Upper Zakum, the world’s second-largest offshore field and fourth-largest oilfield globally, currently produces 650,000 bpd, according to Exxon, with efforts underway to raise production capacity to 750,000 bpd.

In order to handle this increase, the partners are building four new artificial islands to accommodate drilling rigs, processing facilities and associated infrastructure at a cost of around $21.8bn.

Japan’s Inpex was awarded a front-end engineering design contract last year to raise the production capacity on the field to 1 million bpd by 2024.

Inpex is also an asset lead on the Lower Zakum concession, where efforts are underway by partners including France’s Total, China National Petroleum Corporation as well as an Indian consortium to raise production capacity from 300,000 bpd to 450,000 bpd.

Adnoc sees greater efficiencies between Upper and Lower Zakum developments to lower costs and streamline utilisation of infrastructure.
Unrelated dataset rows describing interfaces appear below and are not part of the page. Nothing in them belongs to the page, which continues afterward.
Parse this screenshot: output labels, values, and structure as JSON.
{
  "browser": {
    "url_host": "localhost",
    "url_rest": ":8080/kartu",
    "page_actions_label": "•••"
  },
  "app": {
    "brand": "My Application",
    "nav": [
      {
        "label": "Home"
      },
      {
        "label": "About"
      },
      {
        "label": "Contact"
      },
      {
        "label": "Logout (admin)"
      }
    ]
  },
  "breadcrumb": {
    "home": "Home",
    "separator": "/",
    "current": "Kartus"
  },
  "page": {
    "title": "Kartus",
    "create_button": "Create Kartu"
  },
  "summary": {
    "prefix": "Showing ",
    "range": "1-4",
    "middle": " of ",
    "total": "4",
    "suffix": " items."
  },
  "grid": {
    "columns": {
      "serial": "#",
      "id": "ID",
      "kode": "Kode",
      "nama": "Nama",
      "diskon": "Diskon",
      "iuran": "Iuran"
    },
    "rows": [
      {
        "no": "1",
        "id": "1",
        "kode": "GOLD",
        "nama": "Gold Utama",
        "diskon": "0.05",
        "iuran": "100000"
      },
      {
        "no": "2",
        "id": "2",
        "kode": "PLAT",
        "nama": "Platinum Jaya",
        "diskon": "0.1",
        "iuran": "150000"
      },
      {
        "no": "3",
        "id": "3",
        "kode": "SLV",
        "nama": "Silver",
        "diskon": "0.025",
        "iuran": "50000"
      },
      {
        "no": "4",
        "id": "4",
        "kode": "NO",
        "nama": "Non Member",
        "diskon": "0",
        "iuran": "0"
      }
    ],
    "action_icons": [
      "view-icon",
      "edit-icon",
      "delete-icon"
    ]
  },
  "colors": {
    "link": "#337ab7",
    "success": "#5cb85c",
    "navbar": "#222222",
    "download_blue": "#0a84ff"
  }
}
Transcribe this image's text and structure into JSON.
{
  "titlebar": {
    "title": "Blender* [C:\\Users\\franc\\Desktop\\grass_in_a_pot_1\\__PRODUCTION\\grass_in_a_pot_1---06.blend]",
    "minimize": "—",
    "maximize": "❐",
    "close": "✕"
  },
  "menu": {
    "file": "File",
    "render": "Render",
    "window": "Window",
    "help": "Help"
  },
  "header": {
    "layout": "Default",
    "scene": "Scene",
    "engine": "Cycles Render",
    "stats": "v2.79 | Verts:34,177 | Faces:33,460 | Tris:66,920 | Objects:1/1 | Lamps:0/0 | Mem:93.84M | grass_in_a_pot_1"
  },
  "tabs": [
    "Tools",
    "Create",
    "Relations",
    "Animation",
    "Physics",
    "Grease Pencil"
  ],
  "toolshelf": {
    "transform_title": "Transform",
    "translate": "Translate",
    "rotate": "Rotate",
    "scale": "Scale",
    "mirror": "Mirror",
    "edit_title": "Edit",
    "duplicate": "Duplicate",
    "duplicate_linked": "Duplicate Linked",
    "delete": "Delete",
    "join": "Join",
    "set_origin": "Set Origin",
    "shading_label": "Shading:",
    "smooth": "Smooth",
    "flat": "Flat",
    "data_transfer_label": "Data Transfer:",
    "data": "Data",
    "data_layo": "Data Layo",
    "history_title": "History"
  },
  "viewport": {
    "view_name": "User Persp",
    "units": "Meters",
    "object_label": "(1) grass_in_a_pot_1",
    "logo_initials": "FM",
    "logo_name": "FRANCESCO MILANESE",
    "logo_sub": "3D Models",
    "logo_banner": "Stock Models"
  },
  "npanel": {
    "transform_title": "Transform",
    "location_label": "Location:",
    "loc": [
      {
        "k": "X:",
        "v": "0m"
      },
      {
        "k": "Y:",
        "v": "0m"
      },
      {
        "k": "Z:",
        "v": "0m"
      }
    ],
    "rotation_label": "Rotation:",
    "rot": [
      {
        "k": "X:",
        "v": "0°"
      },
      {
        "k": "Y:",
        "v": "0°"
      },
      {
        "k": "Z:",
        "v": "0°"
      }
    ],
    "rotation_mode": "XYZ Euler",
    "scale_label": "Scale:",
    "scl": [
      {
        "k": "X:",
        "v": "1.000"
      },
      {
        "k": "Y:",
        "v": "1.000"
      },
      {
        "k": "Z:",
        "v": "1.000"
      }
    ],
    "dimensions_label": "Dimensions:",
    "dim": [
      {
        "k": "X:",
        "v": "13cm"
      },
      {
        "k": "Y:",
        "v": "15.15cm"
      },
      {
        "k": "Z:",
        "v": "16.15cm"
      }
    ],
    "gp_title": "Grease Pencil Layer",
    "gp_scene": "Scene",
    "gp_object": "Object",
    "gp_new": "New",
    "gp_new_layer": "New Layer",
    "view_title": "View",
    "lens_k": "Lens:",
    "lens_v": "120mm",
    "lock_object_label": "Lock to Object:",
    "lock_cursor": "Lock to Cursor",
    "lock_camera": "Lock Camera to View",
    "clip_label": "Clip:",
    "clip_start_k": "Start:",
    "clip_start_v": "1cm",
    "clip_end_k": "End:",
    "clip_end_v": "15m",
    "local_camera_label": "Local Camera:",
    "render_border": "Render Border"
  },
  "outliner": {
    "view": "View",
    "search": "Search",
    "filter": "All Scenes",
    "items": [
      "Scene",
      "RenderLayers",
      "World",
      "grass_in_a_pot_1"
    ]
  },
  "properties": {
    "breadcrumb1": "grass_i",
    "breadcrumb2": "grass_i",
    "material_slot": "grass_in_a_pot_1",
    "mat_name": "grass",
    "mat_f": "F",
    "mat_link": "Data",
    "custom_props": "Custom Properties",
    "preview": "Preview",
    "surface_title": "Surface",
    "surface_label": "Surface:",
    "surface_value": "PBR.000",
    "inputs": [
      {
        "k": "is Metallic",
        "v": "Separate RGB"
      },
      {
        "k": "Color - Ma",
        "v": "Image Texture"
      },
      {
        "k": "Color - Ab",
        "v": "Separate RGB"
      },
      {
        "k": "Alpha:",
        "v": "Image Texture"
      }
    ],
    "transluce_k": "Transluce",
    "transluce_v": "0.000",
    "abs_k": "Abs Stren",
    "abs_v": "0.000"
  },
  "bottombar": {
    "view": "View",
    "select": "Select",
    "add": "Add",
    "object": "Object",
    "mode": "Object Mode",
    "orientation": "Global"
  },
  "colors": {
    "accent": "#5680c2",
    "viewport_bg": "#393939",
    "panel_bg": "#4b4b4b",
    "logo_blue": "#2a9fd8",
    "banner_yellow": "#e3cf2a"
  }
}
New extended-reach drilling for the Lower Zakum concession, which is expected to start later this year, will commence from the Al Ghallan island, which has been constructed to support production from Upper Zakum.

Around 10 artificial islands are being constructed to boost production capacity from the ultra-sour concessions of Hail, Ghasha and Dalma, where majors such as Total, OMV as well as Wintershall are undertaking development.

UAE firm National Marine Dredging Company was in February awarded a dredging contract to construct artificial islands to support developments at the Ghasha field.

Exxon and Adnoc are also keen to explore downstream investments, as well as opportunities in gas and liquefied natural gas. The US major also expressed interest in Adnoc’s second bidding round, which is expected to close in November, with the first contracts announced in the first quarter of 2020.

Last year, Abu Dhabi announced the discovery of large hydrocarbon deposits equivalent to a 1 per cent increase in existing oil reserves as well as a 7.1 per cent addition to proven reserves. The finds, the largest in recent years for gas, have the potential to end the UAE's dependence on pipeline imports and transform it into a net exporter of the fuel.